**Prompt**
Please copy all of the records exactly, leaving nothing out.

**Data section**
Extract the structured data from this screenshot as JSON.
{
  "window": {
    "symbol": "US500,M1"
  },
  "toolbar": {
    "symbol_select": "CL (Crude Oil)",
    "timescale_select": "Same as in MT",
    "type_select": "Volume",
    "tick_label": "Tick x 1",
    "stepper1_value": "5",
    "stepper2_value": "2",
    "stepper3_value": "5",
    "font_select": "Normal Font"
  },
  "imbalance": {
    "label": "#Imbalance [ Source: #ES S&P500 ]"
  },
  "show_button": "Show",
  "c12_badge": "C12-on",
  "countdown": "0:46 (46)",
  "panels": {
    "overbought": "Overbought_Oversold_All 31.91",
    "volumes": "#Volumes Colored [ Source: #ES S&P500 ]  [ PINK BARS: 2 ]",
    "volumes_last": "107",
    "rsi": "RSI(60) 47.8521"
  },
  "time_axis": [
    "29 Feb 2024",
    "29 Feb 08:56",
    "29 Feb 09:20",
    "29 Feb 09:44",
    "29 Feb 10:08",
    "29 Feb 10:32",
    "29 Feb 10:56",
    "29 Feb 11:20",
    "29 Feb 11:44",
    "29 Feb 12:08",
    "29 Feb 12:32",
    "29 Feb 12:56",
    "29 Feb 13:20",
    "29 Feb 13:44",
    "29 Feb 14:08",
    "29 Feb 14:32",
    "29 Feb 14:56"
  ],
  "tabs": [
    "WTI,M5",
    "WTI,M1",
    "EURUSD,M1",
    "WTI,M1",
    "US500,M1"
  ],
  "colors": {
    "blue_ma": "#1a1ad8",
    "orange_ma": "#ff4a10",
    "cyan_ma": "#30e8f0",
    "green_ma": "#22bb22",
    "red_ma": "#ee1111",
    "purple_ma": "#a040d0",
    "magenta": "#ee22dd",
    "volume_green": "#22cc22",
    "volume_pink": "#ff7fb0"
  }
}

**Written solution**
Extract the structured data from this screenshot as JSON.
{
  "window": {
    "symbol": "US500,M1"
  },
  "toolbar": {
    "symbol_select": "CL (Crude Oil)",
    "timescale_select": "Same as in MT",
    "type_select": "Volume",
    "tick_label": "Tick x 1",
    "stepper1_value": "5",
    "stepper2_value": "2",
    "stepper3_value": "5",
    "font_select": "Normal Font"
  },
  "imbalance": {
    "label": "#Imbalance [ Source: #ES S&P500 ]"
  },
  "show_button": "Show",
  "c12_badge": "C12-on",
  "countdown": "0:46 (46)",
  "panels": {
    "overbought": "Overbought_Oversold_All 31.91",
    "volumes": "#Volumes Colored [ Source: #ES S&P500 ]  [ PINK BARS: 2 ]",
    "volumes_last": "107",
    "rsi": "RSI(60) 47.8521"
  },
  "time_axis": [
    "29 Feb 2024",
    "29 Feb 08:56",
    "29 Feb 09:20",
    "29 Feb 09:44",
    "29 Feb 10:08",
    "29 Feb 10:32",
    "29 Feb 10:56",
    "29 Feb 11:20",
    "29 Feb 11:44",
    "29 Feb 12:08",
    "29 Feb 12:32",
    "29 Feb 12:56",
    "29 Feb 13:20",
    "29 Feb 13:44",
    "29 Feb 14:08",
    "29 Feb 14:32",
    "29 Feb 14:56"
  ],
  "tabs": [
    "WTI,M5",
    "WTI,M1",
    "EURUSD,M1",
    "WTI,M1",
    "US500,M1"
  ],
  "colors": {
    "blue_ma": "#1a1ad8",
    "orange_ma": "#ff4a10",
    "cyan_ma": "#30e8f0",
    "green_ma": "#22bb22",
    "red_ma": "#ee1111",
    "purple_ma": "#a040d0",
    "magenta": "#ee22dd",
    "volume_green": "#22cc22",
    "volume_pink": "#ff7fb0"
  }
}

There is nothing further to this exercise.